Despite the presence on the armored ships of the coastal defense of improved optical sights and significant, even by English standards, the number of modern means of determining distances (for comparison, in the Tsushima battle on the battleship “Mikasa” the distance to the enemy was determined using only one FA 2 rangefinder, made in 1902, and served by Ensign K. Hasegawa), mainly due to the deterioration of the barrels of the main-caliber guns, the latter could not adequately prove themselves in battle, and the high-explosive projectile containing 10 kg of pyroxylin was the most powerful in the Russian naval artillery in terms of the quantity and quality of the explosiveRussian 12 "high-explosive projectile contained 6,631 kg of smokeless powder). About the accuracy of the fire of eleven 10 "guns, fired in total about five hundred shells (calculated on combat reports and testimony in the investigative commission), including “General-Admiral Apraksin” - 130, “Admiral Senyavin” - 170 and “Admiral Ushakov” - 200, can be judged by the absence in the main Japanese sources of explicit references to getting 10 'shells from the Japanese ships.
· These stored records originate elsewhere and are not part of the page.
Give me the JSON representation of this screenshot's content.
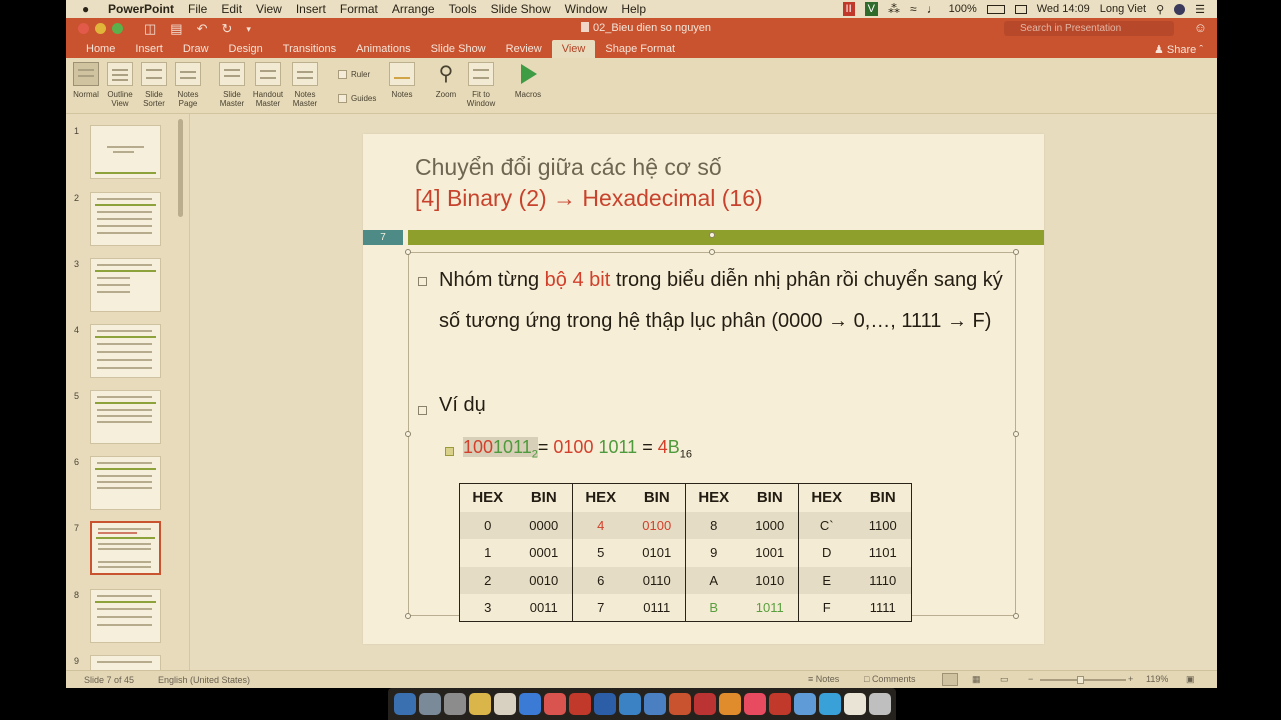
{
  "menubar": {
    "app": "PowerPoint",
    "items": [
      "File",
      "Edit",
      "View",
      "Insert",
      "Format",
      "Arrange",
      "Tools",
      "Slide Show",
      "Window",
      "Help"
    ],
    "battery": "100%",
    "clock": "Wed 14:09",
    "user": "Long Viet"
  },
  "titlebar": {
    "doc_title": "02_Bieu dien so nguyen",
    "search_placeholder": "Search in Presentation"
  },
  "ribbon": {
    "tabs": [
      "Home",
      "Insert",
      "Draw",
      "Design",
      "Transitions",
      "Animations",
      "Slide Show",
      "Review",
      "View",
      "Shape Format"
    ],
    "active_tab": "View",
    "share_label": "Share",
    "buttons": {
      "normal": "Normal",
      "outline": "Outline View",
      "sorter": "Slide Sorter",
      "notes_page": "Notes Page",
      "slide_master": "Slide Master",
      "handout_master": "Handout Master",
      "notes_master": "Notes Master",
      "ruler": "Ruler",
      "guides": "Guides",
      "notes": "Notes",
      "zoom": "Zoom",
      "fit": "Fit to Window",
      "macros": "Macros"
    }
  },
  "thumbnails": {
    "numbers": [
      "1",
      "2",
      "3",
      "4",
      "5",
      "6",
      "7",
      "8",
      "9"
    ],
    "selected": "7"
  },
  "slide": {
    "title_line1": "Chuyển đổi giữa các hệ cơ số",
    "title_line2": "[4]  Binary (2) → Hexadecimal (16)",
    "slide_number": "7",
    "para1_a": "Nhóm từng ",
    "para1_red": "bộ 4 bit",
    "para1_b": " trong biểu diễn nhị phân rồi chuyển sang ký số tương ứng trong hệ thập lục phân (0000 → 0,…, 1111 → F)",
    "para2": "Ví dụ",
    "example": {
      "bin_red": "100",
      "bin_green": "1011",
      "bin_sub": "2",
      "eq1": "= ",
      "grp_red": "0100",
      "grp_green": "1011",
      "eq2": " = ",
      "hex_red": "4",
      "hex_green": "B",
      "hex_sub": "16"
    },
    "table": {
      "headers": [
        "HEX",
        "BIN",
        "HEX",
        "BIN",
        "HEX",
        "BIN",
        "HEX",
        "BIN"
      ],
      "rows": [
        [
          "0",
          "0000",
          "4",
          "0100",
          "8",
          "1000",
          "C`",
          "1100"
        ],
        [
          "1",
          "0001",
          "5",
          "0101",
          "9",
          "1001",
          "D",
          "1101"
        ],
        [
          "2",
          "0010",
          "6",
          "0110",
          "A",
          "1010",
          "E",
          "1110"
        ],
        [
          "3",
          "0011",
          "7",
          "0111",
          "B",
          "1011",
          "F",
          "1111"
        ]
      ]
    }
  },
  "statusbar": {
    "slide_info": "Slide 7 of 45",
    "language": "English (United States)",
    "notes": "Notes",
    "comments": "Comments",
    "zoom": "119%"
  },
  "colors": {
    "accent": "#c9522f",
    "red_text": "#d2402c",
    "green_text": "#4e9a3c",
    "slide_bar": "#8e9f2c"
  }
}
For comparison, during the 28 battle on July 1904, the battleships Pobeda and Peresvet from eight 10 "shells fired 224 shells (69 armor-piercing and 155 high-explosive), from them to the Japanese ships ("Mikasa" and "Nisshin") got at least four.
Place of death of the battleship coastal defense "Admiral Ushakov" (marked by a cross) on the map of sentinel sites mentioned by Novikov-Surf in the novel “Tsushima”:
«We didn’t assume how the Japanese had foreseen everything, and didn’t know that even in the evening Admiral of Togo ordered all the combat ships to gather by the morning at the island of Dagelet, and that the whole Sea of Japan was covered with a continuous and uninterrupted network of high-speed Japanese intelligence officers.
Subsequently, when after the death of “Ushakov” we were picked up by enemy cruisers, the Japanese officers showed a map of the Sea of Japan with the designation of the areas of operation of each scout, and we really had to make sure that our Ushakov was out of control from the magic ring».
By the way, judging by the place of death, "Ushakov" managed to pass unnoticed by the sentinel ships of the Japanese.
Used sources and literature
1. A number of memories of the crew of the battleship "Admiral Ushakov."
2. V. Yu. Gribovsky, I. I. Chernikov. Battleship "Admiral Ushakov."
3. Top Secret History of the Russo-Japanese War at Sea in 37 — 38 Meiji.
4. M. Moss and I. Russell. Range and vision. The first hundred years of Barr & Stroud.